Hugh Jackman was warned 'X-Men' would damage his career.

The 49-year-old actor has portrayed the mutant Wolverine in nine movies over the last 17 years but he was advised to look for a new project quickly before the 2000 movie came out as casting directors would be reluctant to see him once they saw the film.

He said: ''I remember finishing the first movie, and a friend of mine, a player in Hollywood, he goes, 'Dude, I've heard not very good things about the movie; you really should book something else before it comes out.' There was about a four-month gap.

''He goes, 'Just make sure you've got something else because when it comes out, you're back down at the bottom of the pile again.' ''

Luckily for the Australian actor, his friend was wrong and Jackman thinks the dark prediction was because no one at the time had any idea how big comic book movies would become in Hollywood.

Speaking to Willem Dafoe for Variety's 'Actors on Actors', he said: ''[He's] still a friend. Happily, he was wrong. No one really knew. There was no comic-book genre; comic-book movies were really not around at the time. This was 2000.''

Jackman believes the gritty opening of 'X-Men' set the standard for comic book films, with Christopher Nolan's work with the Batman trilogy - which featured Christian Bale as the Caped Crusader - raising the bar even further.
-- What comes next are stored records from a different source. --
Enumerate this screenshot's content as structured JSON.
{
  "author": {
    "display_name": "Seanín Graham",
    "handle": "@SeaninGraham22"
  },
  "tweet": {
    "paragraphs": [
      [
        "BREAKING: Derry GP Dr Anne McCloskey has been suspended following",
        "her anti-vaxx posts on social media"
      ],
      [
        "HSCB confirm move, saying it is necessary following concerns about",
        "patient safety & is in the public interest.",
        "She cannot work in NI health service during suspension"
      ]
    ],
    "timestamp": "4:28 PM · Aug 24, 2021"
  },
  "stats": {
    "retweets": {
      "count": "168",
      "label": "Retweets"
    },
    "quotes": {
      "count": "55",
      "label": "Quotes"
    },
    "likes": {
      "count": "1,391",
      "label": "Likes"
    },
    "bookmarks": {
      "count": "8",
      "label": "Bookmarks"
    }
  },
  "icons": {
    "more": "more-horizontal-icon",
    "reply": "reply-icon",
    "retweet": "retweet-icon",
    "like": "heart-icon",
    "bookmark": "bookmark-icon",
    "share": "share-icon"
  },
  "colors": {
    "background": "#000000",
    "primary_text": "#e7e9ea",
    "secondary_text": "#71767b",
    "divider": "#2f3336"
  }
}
He added: ''I think 'X-Men'' did a lot, particularly when it opened up in a concentration camp, and the idea that we were taking it seriously in terms of more humanistic rather than just superhuman.

''Then I think [Christopher] Nolan raised the bar ... and made people see beyond genre. It's not just a genre film. They've continued to really surprise and entertain and be very different.

''You have something like 'Deadpool' last year, 'Logan' ... I think studios are taking risks and doing different things. I have no idea how long it will last.''